● **Your assignment**
Take every line in the entries that includes the word "date" and copy it.

● **Given records**
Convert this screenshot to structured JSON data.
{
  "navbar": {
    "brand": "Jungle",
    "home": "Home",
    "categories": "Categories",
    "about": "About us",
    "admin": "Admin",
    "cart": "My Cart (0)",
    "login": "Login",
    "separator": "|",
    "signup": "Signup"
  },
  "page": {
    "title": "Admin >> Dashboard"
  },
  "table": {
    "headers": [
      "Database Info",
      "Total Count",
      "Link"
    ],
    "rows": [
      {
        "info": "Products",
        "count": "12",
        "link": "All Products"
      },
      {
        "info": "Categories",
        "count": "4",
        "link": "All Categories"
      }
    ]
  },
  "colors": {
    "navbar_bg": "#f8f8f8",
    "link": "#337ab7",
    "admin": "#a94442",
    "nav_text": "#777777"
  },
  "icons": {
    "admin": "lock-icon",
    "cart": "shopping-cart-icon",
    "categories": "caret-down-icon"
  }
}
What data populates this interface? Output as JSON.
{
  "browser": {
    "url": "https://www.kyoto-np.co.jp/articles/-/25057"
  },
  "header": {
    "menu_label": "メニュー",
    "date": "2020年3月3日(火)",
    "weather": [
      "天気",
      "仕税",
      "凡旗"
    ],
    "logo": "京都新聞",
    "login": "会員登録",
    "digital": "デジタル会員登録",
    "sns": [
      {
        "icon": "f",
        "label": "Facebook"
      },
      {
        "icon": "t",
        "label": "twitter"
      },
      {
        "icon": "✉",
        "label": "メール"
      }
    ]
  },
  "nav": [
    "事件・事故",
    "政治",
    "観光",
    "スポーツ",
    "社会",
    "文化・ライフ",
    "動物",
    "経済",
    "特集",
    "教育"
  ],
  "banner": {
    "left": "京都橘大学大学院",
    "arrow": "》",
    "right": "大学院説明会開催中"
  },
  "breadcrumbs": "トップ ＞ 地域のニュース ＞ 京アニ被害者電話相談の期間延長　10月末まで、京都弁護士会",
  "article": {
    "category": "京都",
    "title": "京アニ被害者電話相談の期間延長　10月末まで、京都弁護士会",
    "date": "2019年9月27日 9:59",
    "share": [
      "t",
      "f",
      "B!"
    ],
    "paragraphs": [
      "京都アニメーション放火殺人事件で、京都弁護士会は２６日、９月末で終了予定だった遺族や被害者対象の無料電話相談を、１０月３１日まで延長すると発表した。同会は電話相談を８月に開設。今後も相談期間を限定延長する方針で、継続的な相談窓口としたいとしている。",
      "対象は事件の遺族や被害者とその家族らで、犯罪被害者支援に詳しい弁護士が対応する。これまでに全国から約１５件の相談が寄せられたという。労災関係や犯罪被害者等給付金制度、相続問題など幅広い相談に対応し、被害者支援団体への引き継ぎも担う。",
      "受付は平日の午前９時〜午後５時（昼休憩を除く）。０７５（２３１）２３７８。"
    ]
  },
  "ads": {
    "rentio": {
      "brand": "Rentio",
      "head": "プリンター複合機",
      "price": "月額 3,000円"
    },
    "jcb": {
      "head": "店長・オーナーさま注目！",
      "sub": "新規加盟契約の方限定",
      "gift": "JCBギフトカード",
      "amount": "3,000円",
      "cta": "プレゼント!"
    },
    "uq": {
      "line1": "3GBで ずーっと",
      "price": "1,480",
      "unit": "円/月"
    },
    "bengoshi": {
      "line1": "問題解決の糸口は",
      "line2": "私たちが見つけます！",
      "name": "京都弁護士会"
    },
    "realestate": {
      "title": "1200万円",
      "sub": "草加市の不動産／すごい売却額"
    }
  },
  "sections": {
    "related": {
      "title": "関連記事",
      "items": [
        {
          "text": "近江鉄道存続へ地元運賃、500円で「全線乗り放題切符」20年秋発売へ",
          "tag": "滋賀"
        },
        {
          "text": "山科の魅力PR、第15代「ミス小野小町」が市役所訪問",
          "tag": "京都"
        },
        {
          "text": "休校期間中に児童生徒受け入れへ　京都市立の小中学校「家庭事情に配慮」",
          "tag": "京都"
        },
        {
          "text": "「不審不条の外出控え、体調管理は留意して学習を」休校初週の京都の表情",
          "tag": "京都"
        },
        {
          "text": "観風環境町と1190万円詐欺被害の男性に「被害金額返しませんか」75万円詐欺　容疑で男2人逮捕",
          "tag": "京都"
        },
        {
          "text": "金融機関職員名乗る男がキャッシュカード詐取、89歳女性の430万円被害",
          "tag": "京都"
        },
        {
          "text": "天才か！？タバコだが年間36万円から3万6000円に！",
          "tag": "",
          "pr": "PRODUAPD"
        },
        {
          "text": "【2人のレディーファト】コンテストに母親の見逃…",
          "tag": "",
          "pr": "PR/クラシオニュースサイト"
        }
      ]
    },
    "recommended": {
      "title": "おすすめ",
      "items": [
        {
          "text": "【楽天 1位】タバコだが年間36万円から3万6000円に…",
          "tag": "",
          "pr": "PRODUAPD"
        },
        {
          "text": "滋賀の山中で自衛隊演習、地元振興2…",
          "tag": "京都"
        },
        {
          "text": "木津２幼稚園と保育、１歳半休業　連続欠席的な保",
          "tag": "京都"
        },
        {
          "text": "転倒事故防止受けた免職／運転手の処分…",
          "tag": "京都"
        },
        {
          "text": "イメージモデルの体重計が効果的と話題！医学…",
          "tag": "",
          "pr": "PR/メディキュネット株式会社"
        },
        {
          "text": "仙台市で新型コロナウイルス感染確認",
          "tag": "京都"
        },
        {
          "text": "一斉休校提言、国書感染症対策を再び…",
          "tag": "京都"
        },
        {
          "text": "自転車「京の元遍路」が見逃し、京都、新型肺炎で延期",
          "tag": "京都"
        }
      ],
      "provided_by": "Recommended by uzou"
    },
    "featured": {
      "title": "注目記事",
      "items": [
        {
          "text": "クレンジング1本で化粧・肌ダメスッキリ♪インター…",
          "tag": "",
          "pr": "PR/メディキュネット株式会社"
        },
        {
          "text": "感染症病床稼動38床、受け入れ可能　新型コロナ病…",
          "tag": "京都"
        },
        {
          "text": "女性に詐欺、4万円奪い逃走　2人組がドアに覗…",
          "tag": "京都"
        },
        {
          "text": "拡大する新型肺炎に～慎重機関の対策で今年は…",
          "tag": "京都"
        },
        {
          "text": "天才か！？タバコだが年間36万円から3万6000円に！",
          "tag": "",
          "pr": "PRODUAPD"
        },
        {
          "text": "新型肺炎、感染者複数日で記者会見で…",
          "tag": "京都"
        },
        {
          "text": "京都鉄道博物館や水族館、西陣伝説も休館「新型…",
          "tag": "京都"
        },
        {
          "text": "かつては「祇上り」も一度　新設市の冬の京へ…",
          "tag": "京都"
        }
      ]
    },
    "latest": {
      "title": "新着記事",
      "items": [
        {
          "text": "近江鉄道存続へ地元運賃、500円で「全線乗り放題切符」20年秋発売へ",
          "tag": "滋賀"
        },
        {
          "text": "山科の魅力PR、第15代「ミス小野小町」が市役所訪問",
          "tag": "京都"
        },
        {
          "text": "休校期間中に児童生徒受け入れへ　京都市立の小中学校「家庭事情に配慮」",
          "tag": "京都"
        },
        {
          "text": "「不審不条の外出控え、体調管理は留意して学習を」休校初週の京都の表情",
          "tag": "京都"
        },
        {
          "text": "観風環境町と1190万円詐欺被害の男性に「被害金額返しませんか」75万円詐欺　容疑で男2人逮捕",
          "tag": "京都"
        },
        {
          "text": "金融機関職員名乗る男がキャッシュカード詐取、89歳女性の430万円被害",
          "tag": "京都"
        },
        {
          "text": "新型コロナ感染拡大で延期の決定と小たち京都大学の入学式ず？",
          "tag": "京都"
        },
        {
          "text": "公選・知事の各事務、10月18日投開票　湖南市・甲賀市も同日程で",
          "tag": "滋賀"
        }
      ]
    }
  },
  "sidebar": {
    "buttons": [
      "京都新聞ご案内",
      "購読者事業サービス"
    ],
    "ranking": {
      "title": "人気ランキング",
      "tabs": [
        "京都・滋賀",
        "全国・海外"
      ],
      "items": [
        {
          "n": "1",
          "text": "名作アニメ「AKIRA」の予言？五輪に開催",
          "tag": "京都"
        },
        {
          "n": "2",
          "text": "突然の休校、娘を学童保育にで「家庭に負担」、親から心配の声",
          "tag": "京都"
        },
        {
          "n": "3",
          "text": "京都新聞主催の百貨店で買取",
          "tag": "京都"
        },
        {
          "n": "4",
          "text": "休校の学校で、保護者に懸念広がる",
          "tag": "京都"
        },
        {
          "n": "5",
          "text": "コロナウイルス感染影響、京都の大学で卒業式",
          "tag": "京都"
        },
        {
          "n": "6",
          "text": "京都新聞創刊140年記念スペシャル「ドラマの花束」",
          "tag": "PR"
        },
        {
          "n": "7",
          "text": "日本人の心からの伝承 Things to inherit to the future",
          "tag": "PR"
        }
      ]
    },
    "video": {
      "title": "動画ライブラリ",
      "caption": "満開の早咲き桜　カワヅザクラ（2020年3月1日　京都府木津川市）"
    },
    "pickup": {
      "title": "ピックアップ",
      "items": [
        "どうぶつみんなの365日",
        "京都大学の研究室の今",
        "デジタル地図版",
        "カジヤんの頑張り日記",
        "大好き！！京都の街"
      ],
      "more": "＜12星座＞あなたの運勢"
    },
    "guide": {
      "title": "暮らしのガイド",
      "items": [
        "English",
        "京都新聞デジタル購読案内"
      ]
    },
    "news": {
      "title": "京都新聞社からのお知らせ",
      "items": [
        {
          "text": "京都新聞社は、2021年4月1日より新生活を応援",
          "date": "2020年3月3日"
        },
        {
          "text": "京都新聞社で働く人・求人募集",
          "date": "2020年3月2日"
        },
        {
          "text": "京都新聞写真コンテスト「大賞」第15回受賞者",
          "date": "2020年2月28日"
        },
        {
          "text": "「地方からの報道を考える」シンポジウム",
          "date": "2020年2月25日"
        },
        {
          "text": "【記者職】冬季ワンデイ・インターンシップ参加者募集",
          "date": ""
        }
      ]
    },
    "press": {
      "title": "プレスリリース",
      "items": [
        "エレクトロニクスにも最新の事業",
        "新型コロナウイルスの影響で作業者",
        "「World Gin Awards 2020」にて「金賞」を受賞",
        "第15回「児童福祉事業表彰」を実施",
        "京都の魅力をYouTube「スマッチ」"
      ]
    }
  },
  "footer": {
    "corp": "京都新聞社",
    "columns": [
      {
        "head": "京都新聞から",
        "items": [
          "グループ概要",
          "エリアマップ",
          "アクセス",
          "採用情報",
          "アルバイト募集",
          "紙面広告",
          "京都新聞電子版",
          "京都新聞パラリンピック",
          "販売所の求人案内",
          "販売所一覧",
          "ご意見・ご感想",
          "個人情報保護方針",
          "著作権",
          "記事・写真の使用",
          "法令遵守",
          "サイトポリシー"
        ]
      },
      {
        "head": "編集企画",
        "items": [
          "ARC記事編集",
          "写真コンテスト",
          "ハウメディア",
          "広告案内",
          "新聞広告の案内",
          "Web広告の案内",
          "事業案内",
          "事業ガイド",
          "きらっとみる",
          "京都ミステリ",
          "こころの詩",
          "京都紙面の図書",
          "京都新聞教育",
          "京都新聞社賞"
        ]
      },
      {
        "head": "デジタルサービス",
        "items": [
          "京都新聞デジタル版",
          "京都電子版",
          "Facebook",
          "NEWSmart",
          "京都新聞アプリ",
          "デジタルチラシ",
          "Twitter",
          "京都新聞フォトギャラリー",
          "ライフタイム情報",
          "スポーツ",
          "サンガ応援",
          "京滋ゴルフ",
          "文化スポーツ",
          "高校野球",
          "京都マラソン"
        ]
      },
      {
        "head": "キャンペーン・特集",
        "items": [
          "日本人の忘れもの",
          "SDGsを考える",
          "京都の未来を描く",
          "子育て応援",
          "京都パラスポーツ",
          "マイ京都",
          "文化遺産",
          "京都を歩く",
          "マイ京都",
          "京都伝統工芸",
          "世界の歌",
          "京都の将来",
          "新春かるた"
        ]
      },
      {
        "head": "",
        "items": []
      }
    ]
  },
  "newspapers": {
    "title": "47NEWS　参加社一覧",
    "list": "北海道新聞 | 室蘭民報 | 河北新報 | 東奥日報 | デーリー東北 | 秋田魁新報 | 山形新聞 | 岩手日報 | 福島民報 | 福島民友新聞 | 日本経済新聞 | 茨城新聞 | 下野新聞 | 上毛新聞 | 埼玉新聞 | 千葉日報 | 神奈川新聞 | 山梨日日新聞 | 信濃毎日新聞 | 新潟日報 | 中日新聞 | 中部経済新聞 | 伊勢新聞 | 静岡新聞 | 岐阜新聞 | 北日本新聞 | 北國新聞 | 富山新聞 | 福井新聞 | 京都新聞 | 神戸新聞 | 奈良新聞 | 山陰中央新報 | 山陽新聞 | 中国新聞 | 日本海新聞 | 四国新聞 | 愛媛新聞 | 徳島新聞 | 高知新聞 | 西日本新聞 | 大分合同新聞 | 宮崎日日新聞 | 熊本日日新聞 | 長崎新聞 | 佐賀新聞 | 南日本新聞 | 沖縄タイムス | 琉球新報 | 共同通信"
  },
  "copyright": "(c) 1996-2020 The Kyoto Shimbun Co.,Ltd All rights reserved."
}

● **Exercise response**
    "date": "2020年3月3日(火)",
    "date": "2019年9月27日 9:59",
          "date": "2020年3月3日"
          "date": "2020年3月2日"
          "date": "2020年2月28日"
          "date": "2020年2月25日"
          "date": ""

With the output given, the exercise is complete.